Immigrants are a significant and growing component of the labor force of many developed countries. They also contribute to home countries in multiple ways including through remittances that have increased 12-fold in the past three decades. Yet, there is limited research on how macroeconomic factors, linking and impacting host and home countries, influence immigrants. In this paper, we investigate how one such macroeconomic factor - short-term movements in exchange rate between the U.S. dollar and home country currencies - affect labor supply of immigrants living in the U.S. Our study is the first and only study to investigate the association between immigrant labor supply and exchange rate in the U.S.
1)Data and Sample
Our study is based on data from two large nationally representative surveys: Current Population Survey(CPS) ASEC for the 1994-2019 year and the monthly CPS from 1996 to 2019. We merged these data with exchange rate data from IMF and other macroeconomic data from World Bank. We also restrict the analytic sample to foreign-born individuals from 75 different countries aged 18 to 64 years old who are non-military and employed at the time of the survey. The sample size is 311,060 in CPS ASEC and 1,633,117 in the monthly CPS, respectively.

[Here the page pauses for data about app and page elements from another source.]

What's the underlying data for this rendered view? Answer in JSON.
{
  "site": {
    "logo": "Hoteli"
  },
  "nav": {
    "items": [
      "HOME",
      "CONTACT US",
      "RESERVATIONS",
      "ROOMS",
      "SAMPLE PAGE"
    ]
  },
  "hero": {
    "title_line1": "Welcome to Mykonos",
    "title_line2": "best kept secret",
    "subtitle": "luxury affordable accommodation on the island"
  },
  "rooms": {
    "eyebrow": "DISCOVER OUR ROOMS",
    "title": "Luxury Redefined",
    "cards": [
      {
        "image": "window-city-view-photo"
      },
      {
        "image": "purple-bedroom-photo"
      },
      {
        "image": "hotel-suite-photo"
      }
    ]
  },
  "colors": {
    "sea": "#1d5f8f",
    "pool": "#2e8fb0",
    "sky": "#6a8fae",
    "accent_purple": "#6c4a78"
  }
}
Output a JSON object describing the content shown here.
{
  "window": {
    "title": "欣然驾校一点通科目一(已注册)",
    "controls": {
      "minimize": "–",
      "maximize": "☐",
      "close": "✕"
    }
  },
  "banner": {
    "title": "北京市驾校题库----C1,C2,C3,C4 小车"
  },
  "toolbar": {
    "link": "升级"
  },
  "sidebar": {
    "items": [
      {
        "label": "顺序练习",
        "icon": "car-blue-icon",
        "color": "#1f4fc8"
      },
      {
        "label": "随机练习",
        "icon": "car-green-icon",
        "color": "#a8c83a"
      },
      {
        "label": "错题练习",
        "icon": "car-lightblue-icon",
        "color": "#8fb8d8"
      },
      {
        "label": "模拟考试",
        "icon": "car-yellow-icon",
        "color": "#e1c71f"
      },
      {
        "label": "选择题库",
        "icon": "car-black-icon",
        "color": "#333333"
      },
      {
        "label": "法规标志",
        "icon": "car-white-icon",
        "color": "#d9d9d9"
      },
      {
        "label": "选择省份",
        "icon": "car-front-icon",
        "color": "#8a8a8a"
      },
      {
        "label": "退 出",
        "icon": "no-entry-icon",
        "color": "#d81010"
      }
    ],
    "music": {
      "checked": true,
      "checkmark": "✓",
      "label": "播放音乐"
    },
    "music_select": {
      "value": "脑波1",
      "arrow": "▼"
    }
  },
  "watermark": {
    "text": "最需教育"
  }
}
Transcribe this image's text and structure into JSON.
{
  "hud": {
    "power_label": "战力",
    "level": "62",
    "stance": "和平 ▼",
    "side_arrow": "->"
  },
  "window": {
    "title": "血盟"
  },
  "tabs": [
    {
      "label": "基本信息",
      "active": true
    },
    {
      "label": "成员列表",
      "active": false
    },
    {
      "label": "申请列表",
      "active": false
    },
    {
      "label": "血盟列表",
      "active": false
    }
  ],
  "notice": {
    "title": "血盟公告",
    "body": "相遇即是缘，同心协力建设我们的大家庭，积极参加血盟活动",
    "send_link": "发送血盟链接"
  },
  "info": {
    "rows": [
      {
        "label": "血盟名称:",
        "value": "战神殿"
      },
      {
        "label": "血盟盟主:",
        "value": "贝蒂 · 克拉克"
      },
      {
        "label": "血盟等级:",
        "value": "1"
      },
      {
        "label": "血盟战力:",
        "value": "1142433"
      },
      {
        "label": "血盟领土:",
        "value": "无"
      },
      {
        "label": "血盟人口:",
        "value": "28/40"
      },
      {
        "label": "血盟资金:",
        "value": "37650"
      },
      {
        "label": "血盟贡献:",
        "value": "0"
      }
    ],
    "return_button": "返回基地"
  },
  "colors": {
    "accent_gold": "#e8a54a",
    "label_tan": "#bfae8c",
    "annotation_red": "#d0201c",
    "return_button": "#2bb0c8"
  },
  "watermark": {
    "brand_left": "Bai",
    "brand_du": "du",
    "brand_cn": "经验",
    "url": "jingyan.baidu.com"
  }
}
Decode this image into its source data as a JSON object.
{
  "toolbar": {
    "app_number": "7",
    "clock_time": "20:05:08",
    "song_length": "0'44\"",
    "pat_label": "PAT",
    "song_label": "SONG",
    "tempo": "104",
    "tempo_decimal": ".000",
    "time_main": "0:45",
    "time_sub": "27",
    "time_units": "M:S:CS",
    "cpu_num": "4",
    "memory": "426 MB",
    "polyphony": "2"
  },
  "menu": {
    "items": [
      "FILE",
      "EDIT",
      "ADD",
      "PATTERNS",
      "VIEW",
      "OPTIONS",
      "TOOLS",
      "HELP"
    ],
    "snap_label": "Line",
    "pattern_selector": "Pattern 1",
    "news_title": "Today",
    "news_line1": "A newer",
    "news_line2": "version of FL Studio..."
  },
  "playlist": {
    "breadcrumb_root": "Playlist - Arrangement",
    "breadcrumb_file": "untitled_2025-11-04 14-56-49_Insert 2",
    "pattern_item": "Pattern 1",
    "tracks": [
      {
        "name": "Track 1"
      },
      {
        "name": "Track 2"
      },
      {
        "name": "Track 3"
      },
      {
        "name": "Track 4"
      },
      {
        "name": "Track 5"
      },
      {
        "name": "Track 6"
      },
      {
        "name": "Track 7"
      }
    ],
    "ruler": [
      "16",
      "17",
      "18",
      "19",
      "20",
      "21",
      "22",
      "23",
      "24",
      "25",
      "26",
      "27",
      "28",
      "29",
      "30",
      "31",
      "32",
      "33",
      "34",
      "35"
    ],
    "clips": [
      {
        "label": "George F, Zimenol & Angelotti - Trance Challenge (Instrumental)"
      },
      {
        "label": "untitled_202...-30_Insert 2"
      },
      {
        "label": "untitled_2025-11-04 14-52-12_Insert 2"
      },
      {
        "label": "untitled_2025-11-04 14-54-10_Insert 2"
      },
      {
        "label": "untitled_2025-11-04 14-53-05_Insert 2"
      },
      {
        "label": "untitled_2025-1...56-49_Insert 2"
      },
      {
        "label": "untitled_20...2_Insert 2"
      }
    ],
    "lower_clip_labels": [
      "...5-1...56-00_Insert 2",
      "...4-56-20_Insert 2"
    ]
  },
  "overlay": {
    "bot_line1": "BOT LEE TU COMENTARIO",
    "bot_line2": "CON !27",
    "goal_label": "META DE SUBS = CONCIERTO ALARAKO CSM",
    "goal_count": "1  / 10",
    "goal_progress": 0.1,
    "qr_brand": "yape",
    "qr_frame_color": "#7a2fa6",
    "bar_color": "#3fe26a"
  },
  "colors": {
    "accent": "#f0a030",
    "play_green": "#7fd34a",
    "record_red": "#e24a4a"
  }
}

Our predictor is real exchange rate between immigrants’ home country currency between the U.S.dollar. Main outcomes consist of labor market outcomes (i.e., hours worked and earnings) and attrition to check potential bias from immigrants’ return decisions. We basically use a linear regression with fixed effects to compare immigrants from diverse countries which are faced with all different level of exchange rates shock. In subgroup analysis, we test validity of our findings by examining if immigrant labor supply response differs by occupational characteristics, home country’s economic structure (e.g., emerging economy), and ties with immigrants’ home countries (e.g, years since immigrants).
We find depreciation of home country currency has a modestly negative effect on immigrant labor supply. However, estimated effects turn statistically insignificant in longitudinal models that include individual fixed effects. Further, we find that labor supply response of recent immigrants was greater than those of earlier arrivals and immigrants in more flexible occupations responded more to exchange rate fluctuations than those working in less flexible occupations, these effects too disappear in longitudinal models with individual fixed effects. These findings suggest that earlier findings on the supply response to exchange rate fluctuations should be interpreted with care.
Conclusion and Implications
Our results show that immigrants do not actively adjust their labor market decision in response to macroeconomic conditions of their home country. Siginficant results in prior studies might come from moving in and moving out of immigrants in the U.S., not labor market decision of immigrant. This finding highlights that home country factors do not function as a critical threat to immigrant’s labor market decision.